The coronavirus pandemic has affected our way of life and work. With this, many organisations who in the past deemed remote working a taboo subject have had to embrace this change.
We humans always exhibit that propensity to adapt to change and remote working on a gargantuan scale has recorded many successes. Whether we like to admit this, remote working is now being deemed as the future of work. How organisations adapt to this change in the long term would determine if they’re able to attract the best talents and also keep their existing workforce.
The benefits of remote working and the ease with which the world has adapted, with many organisations being able to carry on with business as usual, should be lauded. The burning question is, could remote working be a recipe for artificial unemployment? There have been many stories of people with two, three or sometimes innumerable full-time jobs at the same time. While some individuals hold multiple jobs, others have none. Is there a morality issue here too? With the coronavirus pandemic, many have lost their means of livelihood, homes, jobs, and even experienced unimaginable personal losses too. Is this a case of different strokes for different folks?

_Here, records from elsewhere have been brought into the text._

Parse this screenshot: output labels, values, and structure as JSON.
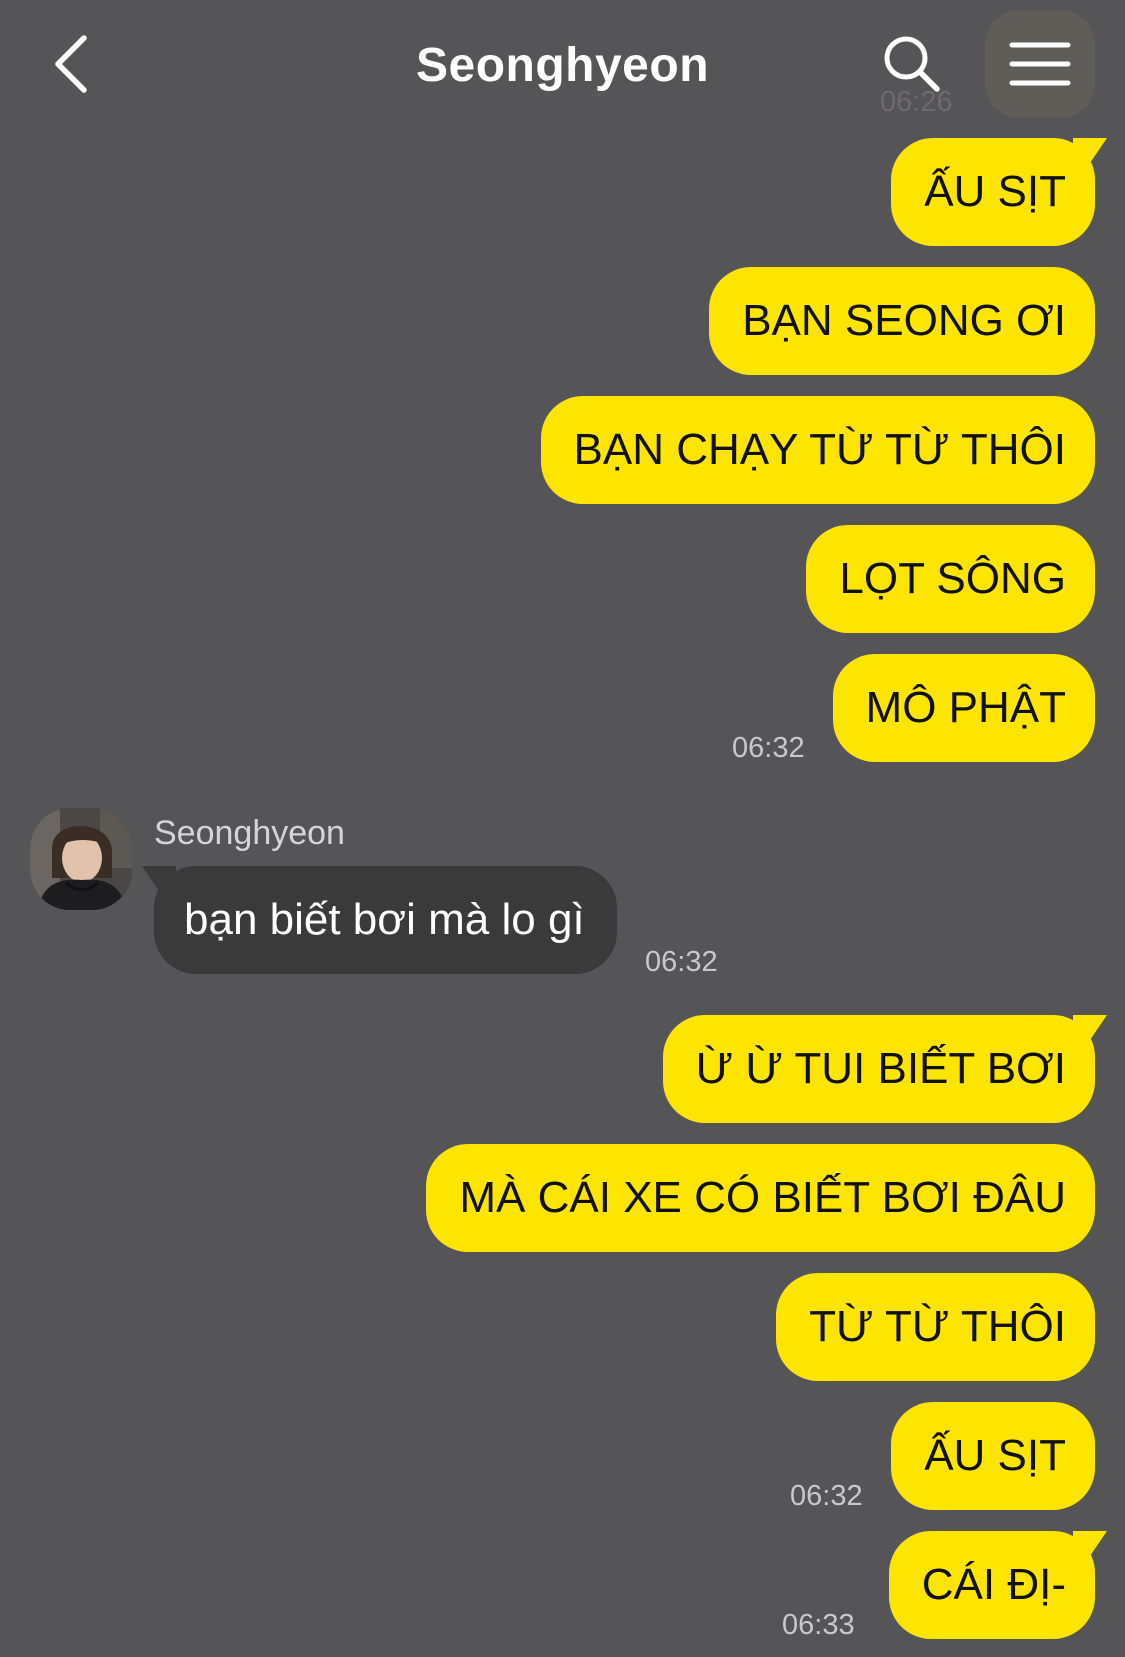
{
  "header": {
    "title": "Seonghyeon",
    "back_icon": "chevron-left-icon",
    "search_icon": "search-icon",
    "menu_icon": "hamburger-menu-icon",
    "faded_time": "06:26"
  },
  "colors": {
    "background": "#555456",
    "outgoing_bubble": "#fee500",
    "incoming_bubble": "#3b3a3b"
  },
  "messages_group_1": [
    {
      "text": "ẤU SỊT"
    },
    {
      "text": "BẠN SEONG ƠI"
    },
    {
      "text": "BẠN CHẠY TỪ TỪ THÔI"
    },
    {
      "text": "LỌT SÔNG"
    },
    {
      "text": "MÔ PHẬT"
    }
  ],
  "time_group_1": "06:32",
  "incoming": {
    "sender": "Seonghyeon",
    "text": "bạn biết bơi mà lo gì",
    "time": "06:32"
  },
  "messages_group_2": [
    {
      "text": "Ừ Ừ TUI BIẾT BƠI"
    },
    {
      "text": "MÀ CÁI XE CÓ BIẾT BƠI ĐÂU"
    },
    {
      "text": "TỪ TỪ THÔI"
    },
    {
      "text": "ẤU SỊT"
    }
  ],
  "time_group_2": "06:32",
  "messages_group_3": [
    {
      "text": "CÁI ĐỊ-"
    }
  ],
  "time_group_3": "06:33"
}
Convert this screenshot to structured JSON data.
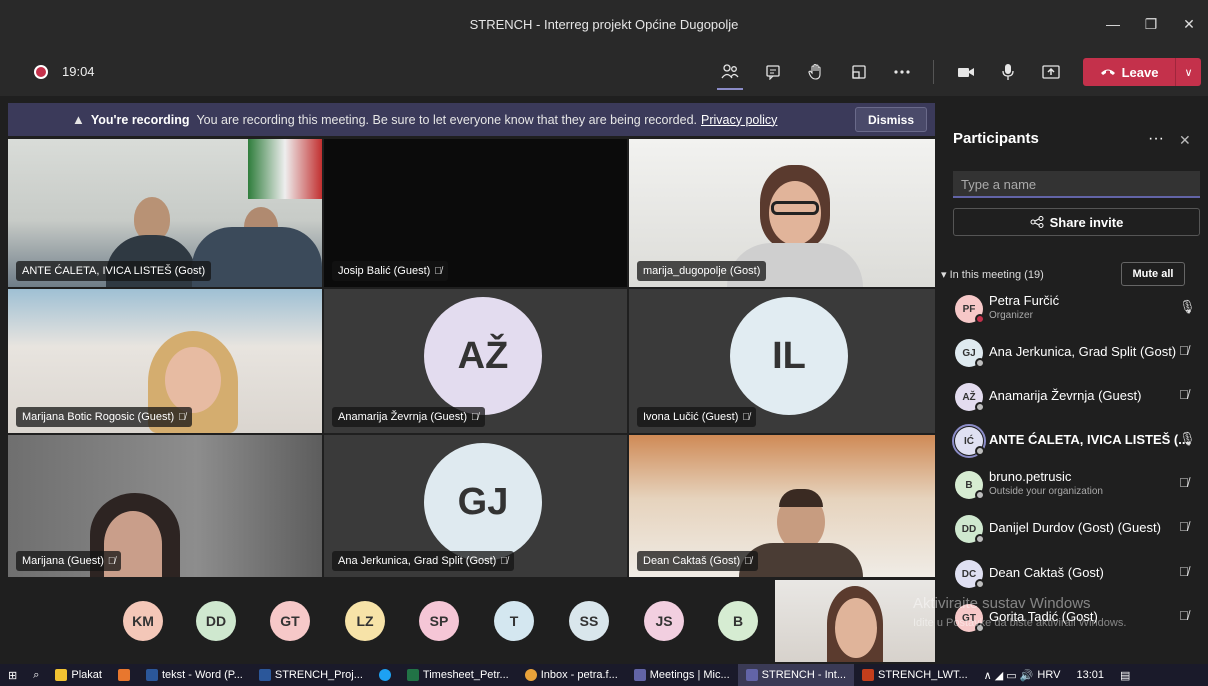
{
  "window": {
    "title": "STRENCH - Interreg projekt Općine Dugopolje",
    "min": "—",
    "max": "❐",
    "close": "✕"
  },
  "toolbar": {
    "timer": "19:04",
    "leave_label": "Leave"
  },
  "banner": {
    "title": "You're recording",
    "text": "You are recording this meeting. Be sure to let everyone know that they are being recorded.",
    "policy": "Privacy policy",
    "dismiss": "Dismiss"
  },
  "tiles": [
    {
      "name": "ANTE ĆALETA, IVICA LISTEŠ (Gost)",
      "muted": false
    },
    {
      "name": "Josip Balić (Guest)",
      "muted": true
    },
    {
      "name": "marija_dugopolje (Gost)",
      "muted": false
    },
    {
      "name": "Marijana Botic Rogosic (Guest)",
      "muted": true
    },
    {
      "name": "Anamarija Ževrnja (Guest)",
      "muted": true,
      "initials": "AŽ",
      "color": "#e3dcef"
    },
    {
      "name": "Ivona Lučić (Guest)",
      "muted": true,
      "initials": "IL",
      "color": "#e1ecf2"
    },
    {
      "name": "Marijana (Guest)",
      "muted": true
    },
    {
      "name": "Ana Jerkunica, Grad Split (Gost)",
      "muted": true,
      "initials": "GJ",
      "color": "#dfeaf0"
    },
    {
      "name": "Dean Caktaš (Gost)",
      "muted": true
    }
  ],
  "gallery": [
    {
      "initials": "KM",
      "color": "#f4c7b8"
    },
    {
      "initials": "DD",
      "color": "#cfe8cf"
    },
    {
      "initials": "GT",
      "color": "#f6c8c8"
    },
    {
      "initials": "LZ",
      "color": "#f7e3a8"
    },
    {
      "initials": "SP",
      "color": "#f5c6d6"
    },
    {
      "initials": "T",
      "color": "#d4e7f0"
    },
    {
      "initials": "SS",
      "color": "#d9e6ec"
    },
    {
      "initials": "JS",
      "color": "#f2cfe0"
    },
    {
      "initials": "B",
      "color": "#d6ecd2"
    }
  ],
  "panel": {
    "title": "Participants",
    "more": "···",
    "close": "✕",
    "search_placeholder": "Type a name",
    "share": "Share invite",
    "meeting_header": "In this meeting (19)",
    "mute_all": "Mute all",
    "participants": [
      {
        "initials": "PF",
        "name": "Petra Furčić",
        "sub": "Organizer",
        "color": "#f6c8c8",
        "mic": "on"
      },
      {
        "initials": "GJ",
        "name": "Ana Jerkunica, Grad Split (Gost)",
        "sub": "",
        "color": "#dfeaf0",
        "mic": "muted"
      },
      {
        "initials": "AŽ",
        "name": "Anamarija Ževrnja (Guest)",
        "sub": "",
        "color": "#e3dcef",
        "mic": "muted"
      },
      {
        "initials": "IĆ",
        "name": "ANTE ĆALETA, IVICA LISTEŠ (...",
        "sub": "",
        "color": "#dfe0f2",
        "mic": "on"
      },
      {
        "initials": "B",
        "name": "bruno.petrusic",
        "sub": "Outside your organization",
        "color": "#d6ecd2",
        "mic": "muted"
      },
      {
        "initials": "DD",
        "name": "Danijel Durdov (Gost) (Guest)",
        "sub": "",
        "color": "#cfe8cf",
        "mic": "muted"
      },
      {
        "initials": "DC",
        "name": "Dean Caktaš (Gost)",
        "sub": "",
        "color": "#dfe0f2",
        "mic": "muted"
      },
      {
        "initials": "GT",
        "name": "Gorita Tadić (Gost)",
        "sub": "",
        "color": "#f6c8c8",
        "mic": "muted"
      }
    ]
  },
  "watermark": {
    "line1": "Aktiviraite sustav Windows",
    "line2": "Idite u Postavke da biste aktivirali Windows."
  },
  "taskbar": {
    "items": [
      "Plakat",
      "tekst - Word (P...",
      "STRENCH_Proj...",
      "Timesheet_Petr...",
      "Inbox - petra.f...",
      "Meetings | Mic...",
      "STRENCH - Int...",
      "STRENCH_LWT..."
    ],
    "lang": "HRV",
    "time": "13:01"
  }
}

What about the legal risks, competition risks, data privacy risks, trade secrets and other inherent risks? In some scenarios, people are working in the same industry.
Has the coronavirus pandemic exposed the inherent greed in humans and our insatiable wants on a never seen before scale? For people who hold multiple full-time jobs, how are they able to maintain their productivity levels and deliver maximum value for their employers? Some of the red flags to look out for could include a substantial drop in productivity levels, resignations after new recruitment exercises, working during unsociable hours, as a few examples amongst many.

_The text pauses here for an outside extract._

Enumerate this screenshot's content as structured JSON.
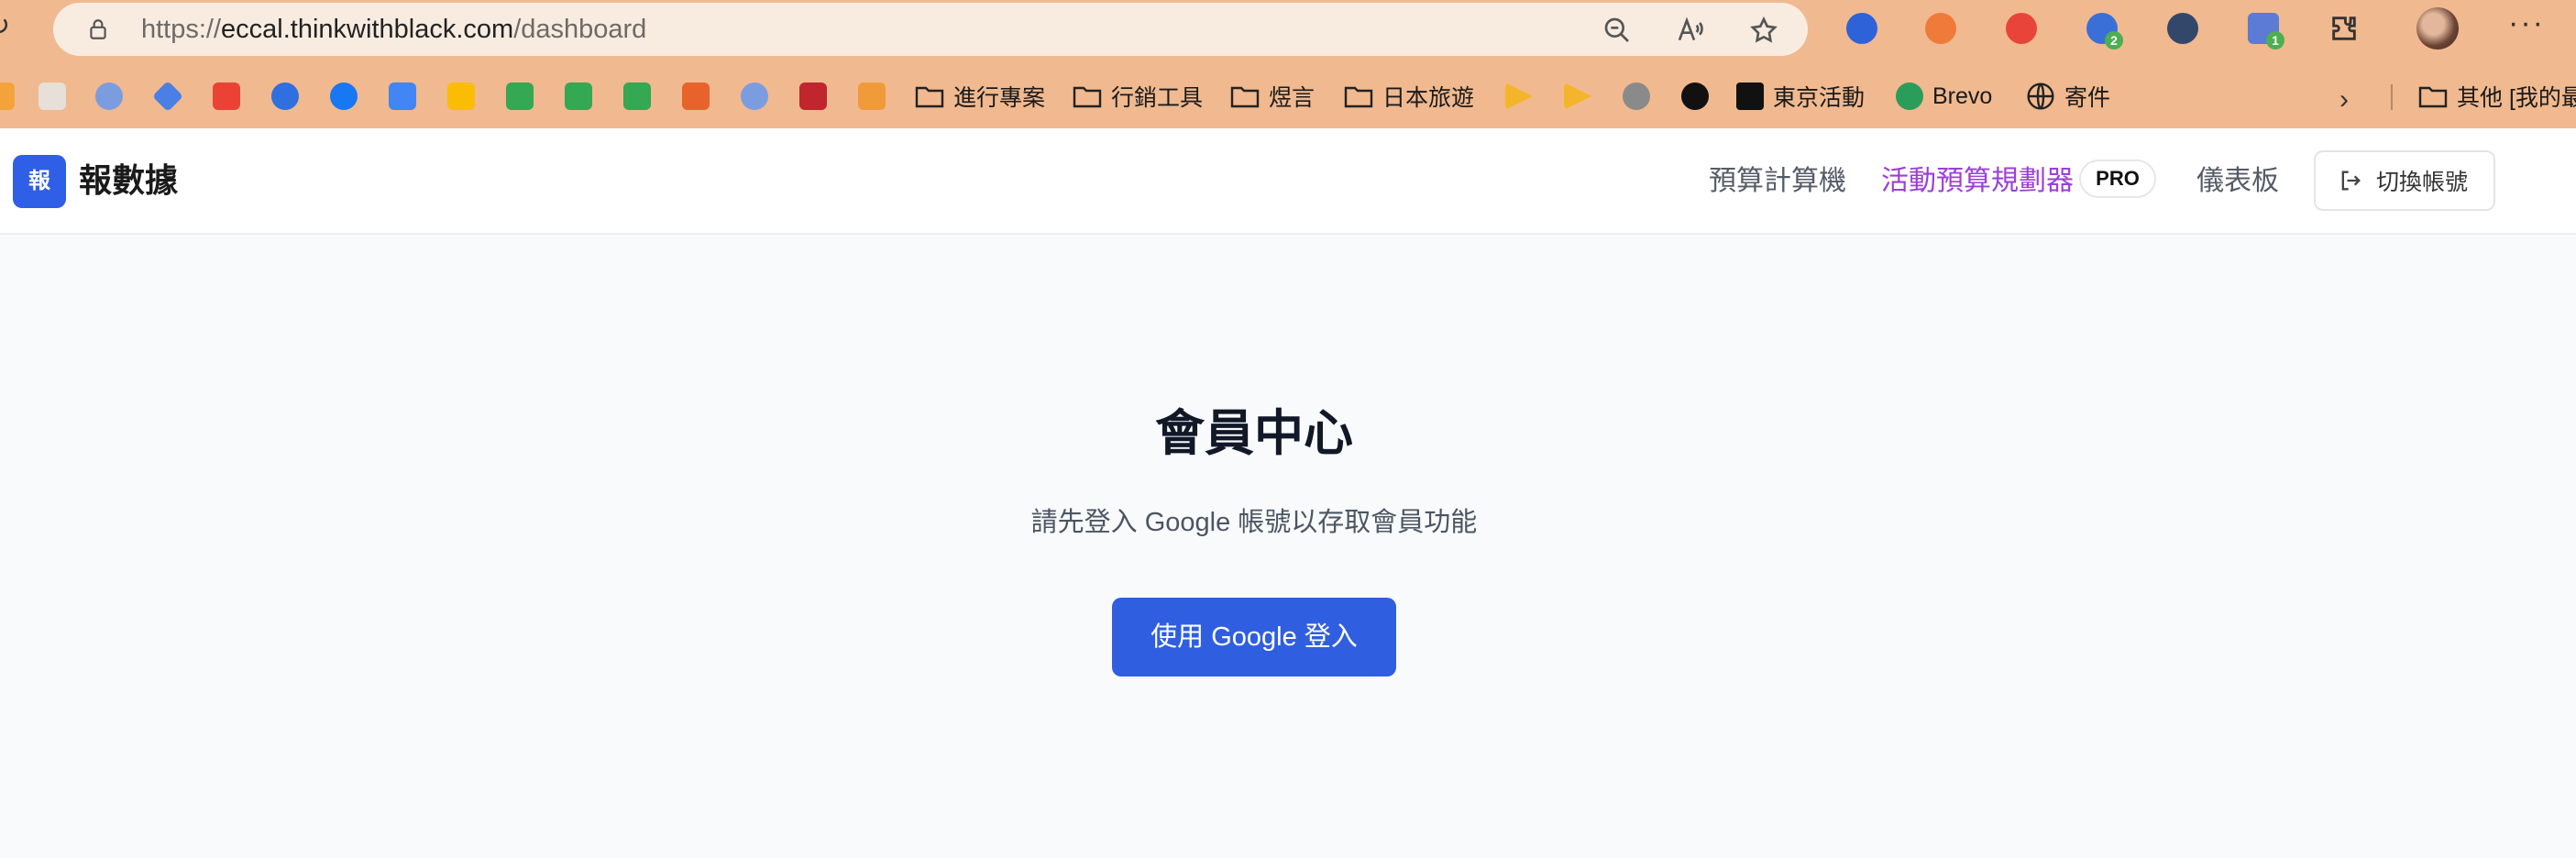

The questions from these kinds of conversations are unending. The rot in the system, fake referencing schemes, etc.
There is an elephant in the room which would require innovative ways to address.
However, despite the teething problems and loopholes that remote working has presented. I believe that the benefits far outweigh the challenges and remote working is indeed the future of work.